WPA2 is the predecessor to WPA3 and has been widely used as the primary security protocol for Wi-Fi networks. It provides strong encryption and authentication mechanisms to safeguard wireless communications. WPA2 supports two main security modes:
– WPA2-Personal (WPA2-PSK): This mode uses a pre-shared key (PSK) that is shared among all devices connected to the network. It employs the Advanced Encryption Standard (AES) for encryption.
– WPA2-Enterprise: This mode utilizes an authentication server, such as RADIUS (Remote Authentication Dial-In User Service), to authenticate individual users. It offers more robust security for enterprise-level networks.
WPA2 has been widely adopted and has proven to be effective in securing wireless networks. However, it has some vulnerabilities, such as the potential for brute-force attacks on weak passwords.
WPA3 is the latest generation of Wi-Fi security protocols and offers enhanced security compared to WPA2. It addresses some of the vulnerabilities found in WPA2 and introduces new features. WPA3 provides the following key improvements:
– Enhanced encryption: WPA3 uses the more secure and robust Simultaneous Authentication of Equals (SAE) algorithm, also known as Dragonfly, for key exchange. This protects against offline dictionary attacks and brute-force attacks.
– Improved protection against offline attacks: WPA3 strengthens security for devices with limited or weak passwords, making them less susceptible to attacks.

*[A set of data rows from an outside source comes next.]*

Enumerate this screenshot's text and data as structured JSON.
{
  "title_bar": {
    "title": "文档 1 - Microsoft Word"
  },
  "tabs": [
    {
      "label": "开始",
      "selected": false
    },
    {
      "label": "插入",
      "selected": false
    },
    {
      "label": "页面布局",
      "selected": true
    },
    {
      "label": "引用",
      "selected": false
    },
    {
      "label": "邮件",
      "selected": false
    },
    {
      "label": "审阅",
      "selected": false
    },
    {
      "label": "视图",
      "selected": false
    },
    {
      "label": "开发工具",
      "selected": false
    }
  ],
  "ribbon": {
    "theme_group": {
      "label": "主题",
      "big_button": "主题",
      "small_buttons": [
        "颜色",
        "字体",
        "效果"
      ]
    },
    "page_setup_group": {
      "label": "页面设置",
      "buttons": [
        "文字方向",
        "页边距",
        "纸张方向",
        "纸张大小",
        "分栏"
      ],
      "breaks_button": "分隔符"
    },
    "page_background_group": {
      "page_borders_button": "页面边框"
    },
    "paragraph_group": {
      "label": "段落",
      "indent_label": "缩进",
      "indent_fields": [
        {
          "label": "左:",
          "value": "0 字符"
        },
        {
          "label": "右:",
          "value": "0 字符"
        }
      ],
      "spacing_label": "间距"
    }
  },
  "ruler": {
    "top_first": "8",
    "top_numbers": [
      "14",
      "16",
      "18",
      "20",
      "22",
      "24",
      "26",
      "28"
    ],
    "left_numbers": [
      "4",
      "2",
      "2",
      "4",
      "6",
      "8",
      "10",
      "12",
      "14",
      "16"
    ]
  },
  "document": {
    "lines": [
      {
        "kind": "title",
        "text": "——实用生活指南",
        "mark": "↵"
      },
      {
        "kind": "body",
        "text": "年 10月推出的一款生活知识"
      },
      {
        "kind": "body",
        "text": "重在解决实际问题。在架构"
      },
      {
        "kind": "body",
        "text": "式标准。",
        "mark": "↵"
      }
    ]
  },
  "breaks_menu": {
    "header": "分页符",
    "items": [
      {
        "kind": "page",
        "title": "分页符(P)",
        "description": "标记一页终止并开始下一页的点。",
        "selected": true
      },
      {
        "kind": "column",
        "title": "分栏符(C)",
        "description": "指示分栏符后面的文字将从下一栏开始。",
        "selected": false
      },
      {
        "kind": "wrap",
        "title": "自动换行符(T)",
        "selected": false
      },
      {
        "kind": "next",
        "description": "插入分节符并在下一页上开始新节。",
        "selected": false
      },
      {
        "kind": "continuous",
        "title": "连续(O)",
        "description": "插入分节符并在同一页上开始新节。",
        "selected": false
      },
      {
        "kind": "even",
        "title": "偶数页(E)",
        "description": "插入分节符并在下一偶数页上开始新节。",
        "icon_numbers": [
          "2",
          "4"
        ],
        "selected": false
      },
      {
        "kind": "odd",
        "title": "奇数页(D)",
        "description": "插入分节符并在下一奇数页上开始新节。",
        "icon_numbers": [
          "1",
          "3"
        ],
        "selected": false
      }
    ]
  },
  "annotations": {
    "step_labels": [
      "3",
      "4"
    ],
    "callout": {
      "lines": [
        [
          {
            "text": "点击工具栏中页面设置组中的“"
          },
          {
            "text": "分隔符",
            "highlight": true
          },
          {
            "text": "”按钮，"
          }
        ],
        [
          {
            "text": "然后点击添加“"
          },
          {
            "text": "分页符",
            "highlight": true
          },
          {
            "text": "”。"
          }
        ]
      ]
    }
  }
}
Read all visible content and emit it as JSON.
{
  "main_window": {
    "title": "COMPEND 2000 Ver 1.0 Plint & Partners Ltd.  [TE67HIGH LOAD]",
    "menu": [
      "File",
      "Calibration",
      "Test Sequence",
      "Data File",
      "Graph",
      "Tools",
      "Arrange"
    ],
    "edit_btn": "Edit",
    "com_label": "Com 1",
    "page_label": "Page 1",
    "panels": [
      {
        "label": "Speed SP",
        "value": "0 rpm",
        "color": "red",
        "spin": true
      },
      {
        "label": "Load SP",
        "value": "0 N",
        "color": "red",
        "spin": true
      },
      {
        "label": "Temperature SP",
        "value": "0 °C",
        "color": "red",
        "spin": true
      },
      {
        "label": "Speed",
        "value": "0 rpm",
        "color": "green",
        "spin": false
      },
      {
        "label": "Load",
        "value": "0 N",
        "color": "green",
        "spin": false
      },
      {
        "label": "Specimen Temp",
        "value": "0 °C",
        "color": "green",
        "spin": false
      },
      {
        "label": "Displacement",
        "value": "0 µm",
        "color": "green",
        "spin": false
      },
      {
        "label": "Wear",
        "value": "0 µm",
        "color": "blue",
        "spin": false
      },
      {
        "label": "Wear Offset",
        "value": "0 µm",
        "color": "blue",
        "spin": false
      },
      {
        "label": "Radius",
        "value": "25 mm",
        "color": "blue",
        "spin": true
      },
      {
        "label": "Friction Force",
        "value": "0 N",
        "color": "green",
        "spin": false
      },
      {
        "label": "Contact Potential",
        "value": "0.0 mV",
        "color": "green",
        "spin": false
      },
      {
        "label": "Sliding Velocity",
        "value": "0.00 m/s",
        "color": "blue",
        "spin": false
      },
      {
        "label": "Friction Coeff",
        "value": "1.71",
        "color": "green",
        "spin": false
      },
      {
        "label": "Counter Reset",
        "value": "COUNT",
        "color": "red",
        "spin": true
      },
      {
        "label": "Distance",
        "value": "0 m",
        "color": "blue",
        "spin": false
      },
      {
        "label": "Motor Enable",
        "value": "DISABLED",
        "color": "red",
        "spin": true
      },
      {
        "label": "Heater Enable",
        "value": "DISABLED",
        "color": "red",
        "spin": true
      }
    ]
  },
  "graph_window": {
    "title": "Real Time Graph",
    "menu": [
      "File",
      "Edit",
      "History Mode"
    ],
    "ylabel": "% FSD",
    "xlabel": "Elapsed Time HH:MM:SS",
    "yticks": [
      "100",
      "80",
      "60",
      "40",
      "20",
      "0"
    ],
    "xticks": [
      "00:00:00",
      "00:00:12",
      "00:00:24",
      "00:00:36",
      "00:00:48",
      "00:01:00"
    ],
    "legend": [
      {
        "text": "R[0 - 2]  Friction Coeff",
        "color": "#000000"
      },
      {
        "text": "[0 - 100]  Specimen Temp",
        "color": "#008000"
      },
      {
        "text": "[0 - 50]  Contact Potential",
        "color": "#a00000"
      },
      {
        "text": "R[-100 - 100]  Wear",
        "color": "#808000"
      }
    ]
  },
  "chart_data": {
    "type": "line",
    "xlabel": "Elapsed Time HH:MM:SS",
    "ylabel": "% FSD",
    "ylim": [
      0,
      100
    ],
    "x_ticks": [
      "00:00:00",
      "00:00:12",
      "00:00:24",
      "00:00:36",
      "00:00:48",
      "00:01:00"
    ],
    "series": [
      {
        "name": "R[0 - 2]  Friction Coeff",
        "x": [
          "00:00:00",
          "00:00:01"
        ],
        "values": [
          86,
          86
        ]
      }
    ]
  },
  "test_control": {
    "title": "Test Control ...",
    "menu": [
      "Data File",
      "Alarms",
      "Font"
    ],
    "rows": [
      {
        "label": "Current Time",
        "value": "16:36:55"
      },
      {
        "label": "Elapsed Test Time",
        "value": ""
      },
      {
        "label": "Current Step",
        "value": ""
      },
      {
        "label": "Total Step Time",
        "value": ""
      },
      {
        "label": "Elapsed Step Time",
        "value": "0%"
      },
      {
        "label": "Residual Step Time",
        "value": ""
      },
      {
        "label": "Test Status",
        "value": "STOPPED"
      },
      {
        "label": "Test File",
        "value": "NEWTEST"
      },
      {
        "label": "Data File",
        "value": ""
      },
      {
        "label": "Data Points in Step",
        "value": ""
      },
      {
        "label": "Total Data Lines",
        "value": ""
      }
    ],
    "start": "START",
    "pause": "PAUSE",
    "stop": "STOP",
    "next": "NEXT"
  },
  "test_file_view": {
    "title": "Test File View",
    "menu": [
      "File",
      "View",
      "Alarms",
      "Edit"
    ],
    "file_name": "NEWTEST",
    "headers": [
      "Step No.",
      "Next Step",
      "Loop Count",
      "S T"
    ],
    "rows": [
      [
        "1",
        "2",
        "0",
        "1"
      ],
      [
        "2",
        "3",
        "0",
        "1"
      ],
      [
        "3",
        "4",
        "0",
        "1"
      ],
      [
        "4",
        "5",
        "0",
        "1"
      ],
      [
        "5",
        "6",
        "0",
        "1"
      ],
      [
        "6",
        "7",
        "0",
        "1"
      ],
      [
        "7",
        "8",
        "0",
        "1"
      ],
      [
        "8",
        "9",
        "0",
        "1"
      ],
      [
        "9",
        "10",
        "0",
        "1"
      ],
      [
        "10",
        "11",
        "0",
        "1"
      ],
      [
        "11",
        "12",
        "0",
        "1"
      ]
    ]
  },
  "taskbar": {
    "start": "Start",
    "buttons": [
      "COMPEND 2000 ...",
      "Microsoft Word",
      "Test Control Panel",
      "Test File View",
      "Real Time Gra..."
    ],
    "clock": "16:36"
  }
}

– Individualized data encryption: WPA3 supports individualized data encryption, which means that each device on the network has its unique encryption key. Even if one device is compromised, others remain secure.
– Simplified setup for devices without screens: WPA3 introduces Wi-Fi Easy Connect, a feature that simplifies the process of securely connecting devices without displays, such as IoT devices, to Wi-Fi networks.
While WPA3 offers enhanced security features, it may take some time for widespread adoption. Most devices in use today still support WPA2, but newer devices are increasingly coming with WPA3 compatibility.
In summary, both WPA2 and WPA3 are wireless security protocols that help protect Wi-Fi networks. WPA3 improves upon the security features of WPA2, providing stronger encryption, better protection against offline attacks, and simplified setup for certain devices.